**Work to be completed:**
From the first line to the last, give the data again exactly.

**Task data:**
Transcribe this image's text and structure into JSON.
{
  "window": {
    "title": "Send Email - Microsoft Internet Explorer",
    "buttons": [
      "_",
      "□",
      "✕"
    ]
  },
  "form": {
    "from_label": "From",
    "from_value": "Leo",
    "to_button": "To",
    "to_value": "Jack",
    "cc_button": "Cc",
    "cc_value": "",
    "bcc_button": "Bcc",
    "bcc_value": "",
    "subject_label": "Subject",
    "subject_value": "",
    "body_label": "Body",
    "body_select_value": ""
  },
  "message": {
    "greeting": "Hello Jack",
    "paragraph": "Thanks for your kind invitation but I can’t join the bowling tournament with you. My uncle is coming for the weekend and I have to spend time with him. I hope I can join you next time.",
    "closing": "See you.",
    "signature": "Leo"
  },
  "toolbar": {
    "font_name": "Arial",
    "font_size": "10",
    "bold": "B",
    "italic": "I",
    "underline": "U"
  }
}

**Output of the task:**
Transcribe this image's text and structure into JSON.
{
  "window": {
    "title": "Send Email - Microsoft Internet Explorer",
    "buttons": [
      "_",
      "□",
      "✕"
    ]
  },
  "form": {
    "from_label": "From",
    "from_value": "Leo",
    "to_button": "To",
    "to_value": "Jack",
    "cc_button": "Cc",
    "cc_value": "",
    "bcc_button": "Bcc",
    "bcc_value": "",
    "subject_label": "Subject",
    "subject_value": "",
    "body_label": "Body",
    "body_select_value": ""
  },
  "message": {
    "greeting": "Hello Jack",
    "paragraph": "Thanks for your kind invitation but I can’t join the bowling tournament with you. My uncle is coming for the weekend and I have to spend time with him. I hope I can join you next time.",
    "closing": "See you.",
    "signature": "Leo"
  },
  "toolbar": {
    "font_name": "Arial",
    "font_size": "10",
    "bold": "B",
    "italic": "I",
    "underline": "U"
  }
}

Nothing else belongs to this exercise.